Structured – a situation is organised prior to the observation with a view to gaining specific information e. g. building blocks on the table, can the child build a tower of four blocks? This is used more for the child’s development book; we can record any progress or areas of concern. Snapshot – notes are made which capture what the child is doing at a particular point in time. This is useful to see what the most popular activities are and what children enjoy doing. Longitudinal – several observations over a period of time.
We use these types of observation if there appears to be a concern over behaviour or development. Table of different techniques that we use at playgroup: Method of assessment, recording, monitoring children| How this is used| Why this may be used| Time Sampling| Regular intervals over a set period of time e. g. every half an hour during the session| can be used to observe a child’s behaviour to identify possible concerns. E. g. a shy child who does not relate to other children| Event Sampling| Observing/recording specific events such as temper tantrums| helps to clarify what really happens during a tantrum.
For example is the child provoked, does the event happen at certain times of day, how long does the tantrum last? | Checklist of development| Record of child’s abilities within a development book| Good way of seeing where the child is with their development – do they need encouragement in a certain area? | Structured records| Usually given by Flying Start/1st Opportunity to update their records| Records that are passed to us by a third party regarding what the child is able/not able to do prior to starting with us. Sociograms| Recording how children relate to each other in a group| Good exercise to see who plays with whom. In older children you can observe whether they are starting to form more settled friendships. | Anecdotal, diaries and log books| Specific events recorded over time and recording situations as they happen, of what the child does and says, and more importantly how the child does and says things| Spontaneous observations can show surprising things about a child’s development that might otherwise never be seen.
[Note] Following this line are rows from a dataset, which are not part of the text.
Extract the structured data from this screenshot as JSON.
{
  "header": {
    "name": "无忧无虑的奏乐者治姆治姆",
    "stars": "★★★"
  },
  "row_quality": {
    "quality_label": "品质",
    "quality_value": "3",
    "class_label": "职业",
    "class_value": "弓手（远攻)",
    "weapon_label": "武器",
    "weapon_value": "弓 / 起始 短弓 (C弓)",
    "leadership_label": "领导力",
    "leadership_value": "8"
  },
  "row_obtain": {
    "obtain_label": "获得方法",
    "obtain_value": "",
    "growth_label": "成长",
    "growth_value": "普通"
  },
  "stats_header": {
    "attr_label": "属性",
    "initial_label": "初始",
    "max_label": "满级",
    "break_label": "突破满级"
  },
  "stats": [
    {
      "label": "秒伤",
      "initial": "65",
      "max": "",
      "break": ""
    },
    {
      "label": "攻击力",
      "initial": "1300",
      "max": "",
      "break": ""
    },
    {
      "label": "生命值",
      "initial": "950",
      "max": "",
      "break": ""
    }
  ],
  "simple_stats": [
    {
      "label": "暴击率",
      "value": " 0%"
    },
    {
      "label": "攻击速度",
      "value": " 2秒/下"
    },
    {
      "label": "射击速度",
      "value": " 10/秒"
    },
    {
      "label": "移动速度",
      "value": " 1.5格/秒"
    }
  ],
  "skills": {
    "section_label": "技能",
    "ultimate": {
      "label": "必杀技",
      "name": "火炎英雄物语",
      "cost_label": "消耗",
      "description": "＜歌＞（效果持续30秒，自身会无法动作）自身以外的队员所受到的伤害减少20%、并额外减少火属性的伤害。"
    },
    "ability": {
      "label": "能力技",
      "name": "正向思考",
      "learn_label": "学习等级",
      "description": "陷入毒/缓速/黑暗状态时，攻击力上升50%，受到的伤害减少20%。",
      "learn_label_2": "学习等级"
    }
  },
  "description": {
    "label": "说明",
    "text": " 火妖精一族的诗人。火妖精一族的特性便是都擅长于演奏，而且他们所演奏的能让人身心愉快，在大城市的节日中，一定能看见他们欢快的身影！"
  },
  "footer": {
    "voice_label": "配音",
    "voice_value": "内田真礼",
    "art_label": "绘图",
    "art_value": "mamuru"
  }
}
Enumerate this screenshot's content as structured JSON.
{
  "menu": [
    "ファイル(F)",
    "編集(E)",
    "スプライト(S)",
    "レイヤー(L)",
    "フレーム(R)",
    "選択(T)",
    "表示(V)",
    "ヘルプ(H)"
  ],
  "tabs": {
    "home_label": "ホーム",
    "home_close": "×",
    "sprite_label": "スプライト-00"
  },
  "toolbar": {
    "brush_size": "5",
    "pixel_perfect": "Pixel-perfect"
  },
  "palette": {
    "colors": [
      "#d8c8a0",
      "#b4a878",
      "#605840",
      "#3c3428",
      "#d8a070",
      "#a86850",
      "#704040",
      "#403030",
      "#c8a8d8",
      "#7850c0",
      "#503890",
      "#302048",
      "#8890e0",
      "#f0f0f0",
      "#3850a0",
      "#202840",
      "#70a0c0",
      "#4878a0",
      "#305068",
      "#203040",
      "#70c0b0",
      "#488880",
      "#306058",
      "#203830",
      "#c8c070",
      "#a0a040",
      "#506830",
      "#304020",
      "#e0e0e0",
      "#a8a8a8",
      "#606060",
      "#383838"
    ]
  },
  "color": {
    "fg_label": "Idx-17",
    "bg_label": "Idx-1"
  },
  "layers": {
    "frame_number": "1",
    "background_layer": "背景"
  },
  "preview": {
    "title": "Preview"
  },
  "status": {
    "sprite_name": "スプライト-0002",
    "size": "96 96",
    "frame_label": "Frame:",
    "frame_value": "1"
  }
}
Target child| More specialised form of observation which focuses on one child within a group or situation| show a child’s unique all round development at a particular age and stage| Video recording / photographs| To document a child’s progress and enjoyment of activities whilst at the setting| Very useful to show parents what their child is able to achieve at playgroup and great for non-verbal children to be observed without missing anything. |